● **Work item**
Please return every line in the following data that includes the string "Российские".

[Extracted information]

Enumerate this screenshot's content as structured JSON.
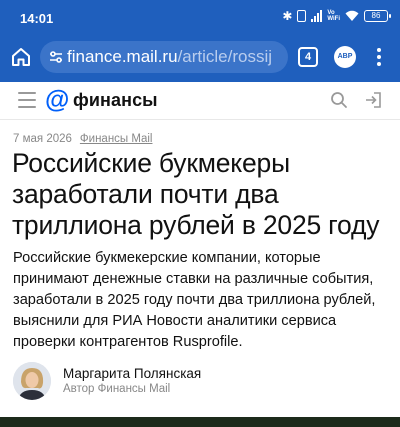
{
  "status_bar": {
    "time": "14:01",
    "network_label": "Vo\nWiFi",
    "battery": "86"
  },
  "browser": {
    "url_host": "finance.mail.ru",
    "url_path": "/article/rossij",
    "tab_count": "4",
    "abp_label": "ABP"
  },
  "site": {
    "logo_symbol": "@",
    "logo_text": "финансы",
    "accent_color": "#005ff9"
  },
  "article": {
    "date": "7 мая 2026",
    "source": "Финансы Mail",
    "title": "Российские букмекеры заработали почти два триллиона рублей в 2025 году",
    "lead": "Российские букмекерские компании, которые принимают денежные ставки на различные события, заработали в 2025 году почти два триллиона рублей, выяснили для РИА Новости аналитики сервиса проверки контрагентов Rusprofile.",
    "author": {
      "name": "Маргарита Полянская",
      "role": "Автор Финансы Mail"
    }
  },
  "colors": {
    "browser_bar": "#1f5fbd",
    "url_box": "#3b74c9"
  },
  "icons": [
    "home-icon",
    "tune-icon",
    "search-icon",
    "login-icon",
    "menu-icon",
    "wifi-icon",
    "bluetooth-icon",
    "vibrate-icon",
    "signal-icon",
    "battery-icon"
  ]
}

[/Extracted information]

● **Your response**
    "title": "Российские букмекеры заработали почти два триллиона рублей в 2025 году",
    "lead": "Российские букмекерские компании, которые принимают денежные ставки на различные события, заработали в 2025 году почти два триллиона рублей, выяснили для РИА Новости аналитики сервиса проверки контрагентов Rusprofile.",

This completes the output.